The oddest part of “Carpenter Street” might be the episode’s decision to hang most of it around the character of Loomis, a low grade sleazeball without much in the way of interesting or redeeming qualities. The episode begins with him and ends with him, even though aside from occasional bits of comic relief, he contributes nothing to the episode. At one point the rumor regarding “Carpenter Street” was that the producers were looking for a ‘name star’ to play the part of Loomis and that may explain why Loomis ‘looms’ so large in this episode. But since at the end of the day the producers ended up a casting a capable but generally unknown actor who’s played a number of roles on STAR TREK over the years, it’s unclear why the Loomis character continued to play such a large role in the episode.
In order to accommodate the Loomis character, the episode had to have Archer do some pretty stupid things. First his plan to sneak in alone using Loomis and then take on the Reptilian Xindi is nothing short of foolish. Loomis is not trustworthy, as we find out later, and when your team only has two people on it and the enemy outnumbers it, splitting up is just senseless. In “Rajiin” and “Twilight,” we’ve seen that the Reptilian Xindi are very tough and very formidable and easily defeated the MACO’s even when the numbers were even. Archer taking them on alone is nothing short of insane and his being able to do it so easily discredits the Xindi as a capable enemy.

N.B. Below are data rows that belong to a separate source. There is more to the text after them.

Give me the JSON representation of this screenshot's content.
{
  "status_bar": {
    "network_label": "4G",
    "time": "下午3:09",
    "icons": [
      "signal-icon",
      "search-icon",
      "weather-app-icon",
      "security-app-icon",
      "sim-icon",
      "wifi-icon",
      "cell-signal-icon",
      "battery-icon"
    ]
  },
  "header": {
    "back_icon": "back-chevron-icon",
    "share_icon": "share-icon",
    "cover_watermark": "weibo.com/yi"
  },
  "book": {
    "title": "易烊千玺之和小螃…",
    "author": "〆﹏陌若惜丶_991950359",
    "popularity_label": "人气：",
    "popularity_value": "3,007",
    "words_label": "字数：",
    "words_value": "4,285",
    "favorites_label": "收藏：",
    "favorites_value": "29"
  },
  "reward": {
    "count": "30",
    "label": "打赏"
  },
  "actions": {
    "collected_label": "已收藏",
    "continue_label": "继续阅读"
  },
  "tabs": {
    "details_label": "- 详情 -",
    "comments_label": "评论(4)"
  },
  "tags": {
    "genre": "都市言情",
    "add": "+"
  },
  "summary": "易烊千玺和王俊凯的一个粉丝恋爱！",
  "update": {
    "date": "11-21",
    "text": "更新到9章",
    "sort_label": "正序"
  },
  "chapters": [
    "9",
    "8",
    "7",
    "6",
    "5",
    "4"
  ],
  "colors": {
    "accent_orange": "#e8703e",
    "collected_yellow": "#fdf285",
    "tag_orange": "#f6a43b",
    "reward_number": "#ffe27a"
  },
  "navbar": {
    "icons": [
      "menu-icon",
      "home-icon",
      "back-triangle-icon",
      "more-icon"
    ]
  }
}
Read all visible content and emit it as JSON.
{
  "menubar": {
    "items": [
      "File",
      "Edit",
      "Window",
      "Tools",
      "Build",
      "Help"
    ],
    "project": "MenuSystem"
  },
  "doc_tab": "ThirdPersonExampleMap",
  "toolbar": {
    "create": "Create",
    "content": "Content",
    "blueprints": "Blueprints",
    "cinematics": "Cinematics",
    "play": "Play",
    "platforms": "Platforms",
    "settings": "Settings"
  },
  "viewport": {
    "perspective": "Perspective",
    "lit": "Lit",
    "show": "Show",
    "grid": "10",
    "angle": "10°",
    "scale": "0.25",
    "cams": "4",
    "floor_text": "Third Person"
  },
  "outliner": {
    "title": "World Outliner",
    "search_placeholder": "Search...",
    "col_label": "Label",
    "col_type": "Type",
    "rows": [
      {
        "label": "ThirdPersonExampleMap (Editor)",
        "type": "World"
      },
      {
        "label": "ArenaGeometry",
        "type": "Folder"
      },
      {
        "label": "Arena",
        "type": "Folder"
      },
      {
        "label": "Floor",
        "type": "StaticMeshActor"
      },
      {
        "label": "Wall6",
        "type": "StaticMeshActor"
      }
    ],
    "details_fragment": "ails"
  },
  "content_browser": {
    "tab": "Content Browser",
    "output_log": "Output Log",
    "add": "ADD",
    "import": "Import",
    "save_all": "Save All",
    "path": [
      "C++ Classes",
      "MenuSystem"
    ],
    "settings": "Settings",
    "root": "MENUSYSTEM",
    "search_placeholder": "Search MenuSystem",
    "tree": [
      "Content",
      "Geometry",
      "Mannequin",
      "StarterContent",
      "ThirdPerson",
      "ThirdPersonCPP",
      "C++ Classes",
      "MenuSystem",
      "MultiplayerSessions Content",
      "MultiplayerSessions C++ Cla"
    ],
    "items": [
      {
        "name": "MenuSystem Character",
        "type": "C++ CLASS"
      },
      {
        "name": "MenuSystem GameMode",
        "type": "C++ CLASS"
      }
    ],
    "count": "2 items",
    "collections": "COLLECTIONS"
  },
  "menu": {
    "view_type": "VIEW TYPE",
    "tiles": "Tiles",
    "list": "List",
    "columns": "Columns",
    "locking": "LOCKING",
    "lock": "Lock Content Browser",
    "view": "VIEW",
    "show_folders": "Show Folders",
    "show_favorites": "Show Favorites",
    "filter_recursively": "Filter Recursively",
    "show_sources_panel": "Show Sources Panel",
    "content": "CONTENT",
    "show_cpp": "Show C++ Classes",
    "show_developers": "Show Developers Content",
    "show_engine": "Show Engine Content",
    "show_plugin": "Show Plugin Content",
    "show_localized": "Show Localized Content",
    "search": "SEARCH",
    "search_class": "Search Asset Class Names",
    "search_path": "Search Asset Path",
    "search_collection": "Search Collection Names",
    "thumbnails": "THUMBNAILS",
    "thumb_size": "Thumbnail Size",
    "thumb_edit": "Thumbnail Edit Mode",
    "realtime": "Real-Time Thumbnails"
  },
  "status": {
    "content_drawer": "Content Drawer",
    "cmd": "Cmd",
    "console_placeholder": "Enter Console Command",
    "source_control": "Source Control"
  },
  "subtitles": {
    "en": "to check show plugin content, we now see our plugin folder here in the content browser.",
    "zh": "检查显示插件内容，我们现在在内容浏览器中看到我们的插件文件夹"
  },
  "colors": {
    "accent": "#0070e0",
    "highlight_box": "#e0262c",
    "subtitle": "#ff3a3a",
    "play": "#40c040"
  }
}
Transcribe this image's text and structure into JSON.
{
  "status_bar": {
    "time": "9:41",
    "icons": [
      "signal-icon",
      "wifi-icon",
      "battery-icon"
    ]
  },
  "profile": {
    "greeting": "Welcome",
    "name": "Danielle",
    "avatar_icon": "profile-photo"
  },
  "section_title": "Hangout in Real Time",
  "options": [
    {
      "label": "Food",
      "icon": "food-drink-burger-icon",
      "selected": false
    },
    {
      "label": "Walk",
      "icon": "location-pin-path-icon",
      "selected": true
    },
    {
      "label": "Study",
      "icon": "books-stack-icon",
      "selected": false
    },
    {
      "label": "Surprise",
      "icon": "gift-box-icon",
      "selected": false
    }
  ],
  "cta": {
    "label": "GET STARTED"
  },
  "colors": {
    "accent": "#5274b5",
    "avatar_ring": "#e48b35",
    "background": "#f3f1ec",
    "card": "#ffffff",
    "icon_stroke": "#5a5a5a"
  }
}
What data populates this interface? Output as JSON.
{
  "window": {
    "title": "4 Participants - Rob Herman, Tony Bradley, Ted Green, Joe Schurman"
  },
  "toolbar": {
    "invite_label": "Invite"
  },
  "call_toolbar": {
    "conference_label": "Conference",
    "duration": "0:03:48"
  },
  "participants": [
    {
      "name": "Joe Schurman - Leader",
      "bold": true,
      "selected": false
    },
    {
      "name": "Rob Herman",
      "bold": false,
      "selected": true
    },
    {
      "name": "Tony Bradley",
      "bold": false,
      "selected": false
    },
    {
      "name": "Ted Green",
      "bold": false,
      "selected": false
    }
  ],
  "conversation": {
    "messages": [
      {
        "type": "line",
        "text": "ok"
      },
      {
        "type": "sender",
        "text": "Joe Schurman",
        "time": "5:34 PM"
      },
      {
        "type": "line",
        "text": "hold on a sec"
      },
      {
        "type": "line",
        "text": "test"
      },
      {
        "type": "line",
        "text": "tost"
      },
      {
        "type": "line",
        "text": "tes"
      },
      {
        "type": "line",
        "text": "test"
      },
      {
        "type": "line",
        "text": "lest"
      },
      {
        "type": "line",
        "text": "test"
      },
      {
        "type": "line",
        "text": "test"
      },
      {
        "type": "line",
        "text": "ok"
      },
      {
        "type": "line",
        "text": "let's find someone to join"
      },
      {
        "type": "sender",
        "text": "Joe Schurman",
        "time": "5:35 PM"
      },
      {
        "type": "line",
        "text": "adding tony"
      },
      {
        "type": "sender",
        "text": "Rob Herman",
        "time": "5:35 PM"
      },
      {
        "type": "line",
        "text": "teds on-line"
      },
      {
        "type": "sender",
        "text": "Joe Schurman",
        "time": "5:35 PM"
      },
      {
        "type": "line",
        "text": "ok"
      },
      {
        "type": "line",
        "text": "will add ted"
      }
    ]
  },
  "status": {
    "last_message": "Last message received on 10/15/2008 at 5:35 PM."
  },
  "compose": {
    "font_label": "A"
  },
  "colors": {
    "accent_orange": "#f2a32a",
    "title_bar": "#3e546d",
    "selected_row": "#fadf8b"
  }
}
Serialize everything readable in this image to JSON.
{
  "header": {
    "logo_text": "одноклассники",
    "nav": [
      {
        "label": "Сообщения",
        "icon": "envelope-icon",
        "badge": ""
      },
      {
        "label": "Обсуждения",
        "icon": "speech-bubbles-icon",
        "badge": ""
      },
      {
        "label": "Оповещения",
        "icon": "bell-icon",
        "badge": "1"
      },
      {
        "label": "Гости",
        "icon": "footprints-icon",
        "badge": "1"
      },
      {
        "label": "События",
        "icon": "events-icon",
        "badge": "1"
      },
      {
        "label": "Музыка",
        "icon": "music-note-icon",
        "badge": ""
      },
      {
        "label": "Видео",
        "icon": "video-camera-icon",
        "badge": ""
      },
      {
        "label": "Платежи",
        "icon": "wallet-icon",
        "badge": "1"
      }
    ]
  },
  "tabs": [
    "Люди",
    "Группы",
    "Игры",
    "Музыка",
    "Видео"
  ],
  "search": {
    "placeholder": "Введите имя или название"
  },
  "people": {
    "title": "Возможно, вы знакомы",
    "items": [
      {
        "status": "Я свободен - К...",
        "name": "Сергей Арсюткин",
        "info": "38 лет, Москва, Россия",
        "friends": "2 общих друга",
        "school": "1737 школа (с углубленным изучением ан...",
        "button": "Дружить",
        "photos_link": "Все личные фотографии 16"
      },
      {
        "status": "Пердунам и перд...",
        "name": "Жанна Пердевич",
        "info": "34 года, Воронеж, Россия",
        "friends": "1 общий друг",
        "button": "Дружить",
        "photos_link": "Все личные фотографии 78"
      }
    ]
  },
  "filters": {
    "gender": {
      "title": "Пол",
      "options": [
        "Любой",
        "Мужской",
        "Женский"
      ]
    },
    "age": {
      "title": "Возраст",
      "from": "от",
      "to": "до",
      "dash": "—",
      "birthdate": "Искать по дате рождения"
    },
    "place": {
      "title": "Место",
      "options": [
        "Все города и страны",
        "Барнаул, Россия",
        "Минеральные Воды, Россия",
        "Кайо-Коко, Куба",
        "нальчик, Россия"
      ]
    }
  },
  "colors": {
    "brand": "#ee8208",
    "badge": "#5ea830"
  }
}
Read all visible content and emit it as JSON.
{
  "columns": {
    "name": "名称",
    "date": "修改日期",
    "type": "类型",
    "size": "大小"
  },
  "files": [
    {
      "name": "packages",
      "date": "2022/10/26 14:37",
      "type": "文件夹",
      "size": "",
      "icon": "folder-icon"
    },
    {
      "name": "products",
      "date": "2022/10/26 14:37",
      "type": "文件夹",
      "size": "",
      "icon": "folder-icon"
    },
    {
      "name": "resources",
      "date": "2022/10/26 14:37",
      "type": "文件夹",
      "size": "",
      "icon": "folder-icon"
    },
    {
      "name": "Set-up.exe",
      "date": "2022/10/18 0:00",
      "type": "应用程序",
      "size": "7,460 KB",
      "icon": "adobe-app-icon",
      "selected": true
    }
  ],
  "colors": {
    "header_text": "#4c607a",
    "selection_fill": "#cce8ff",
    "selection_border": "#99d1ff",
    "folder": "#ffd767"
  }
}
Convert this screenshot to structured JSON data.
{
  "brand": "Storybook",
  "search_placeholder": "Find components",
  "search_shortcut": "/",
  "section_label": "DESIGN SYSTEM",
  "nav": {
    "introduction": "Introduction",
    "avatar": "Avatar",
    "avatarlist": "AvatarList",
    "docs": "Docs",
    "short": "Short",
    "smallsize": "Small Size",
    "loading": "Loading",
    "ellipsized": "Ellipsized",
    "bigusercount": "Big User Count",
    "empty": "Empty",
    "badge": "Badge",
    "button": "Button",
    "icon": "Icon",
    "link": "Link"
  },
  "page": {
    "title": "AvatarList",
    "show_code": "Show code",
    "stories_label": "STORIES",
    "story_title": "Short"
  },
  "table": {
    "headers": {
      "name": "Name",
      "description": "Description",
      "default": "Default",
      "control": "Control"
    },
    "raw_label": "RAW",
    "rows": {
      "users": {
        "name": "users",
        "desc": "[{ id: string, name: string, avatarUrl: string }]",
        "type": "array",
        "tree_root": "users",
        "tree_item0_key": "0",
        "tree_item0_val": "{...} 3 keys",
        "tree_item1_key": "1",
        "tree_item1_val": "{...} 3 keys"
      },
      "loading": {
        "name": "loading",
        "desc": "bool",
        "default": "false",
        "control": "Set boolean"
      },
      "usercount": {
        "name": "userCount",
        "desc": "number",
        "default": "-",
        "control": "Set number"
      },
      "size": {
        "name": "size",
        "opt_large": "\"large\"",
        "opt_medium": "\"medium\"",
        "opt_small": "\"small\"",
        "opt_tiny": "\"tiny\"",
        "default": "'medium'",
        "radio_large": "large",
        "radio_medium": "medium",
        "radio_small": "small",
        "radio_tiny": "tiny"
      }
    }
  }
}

And why keep Loomis around anyway once Archer was inside? There is no real reason except that the plot calls for a bit of suspense that has Loomis attacking T’Pol. Like most of what happens in the episode, Archer’s decisions make no sense except as setups for action scenes borrowed from TV shows with even worse writing. All in all Loomis is the single biggest weakness because the plot warps around him. If an actual big name had been cast in the part, centering the episode around him might have made some sense. But lacking any depth, complexity or redeeming qualities, Loomis is nothing more than 30 seconds of comic relief stretched out to 15 minutes. T’Pol at one point suggests that Loomis encapsulates the worst qualities of the 21th century, which we might take as the writer’s view of Loomis. Except of course the worst qualities of the 21st century would involve mass murder, brutal dictatorships and theocracies and the eugenics war, which STAR TREK once again forgets about. Loomis is just a petty sleazeball. He doesn’t represent the moral failings of the 21st century, just the failings of this episode.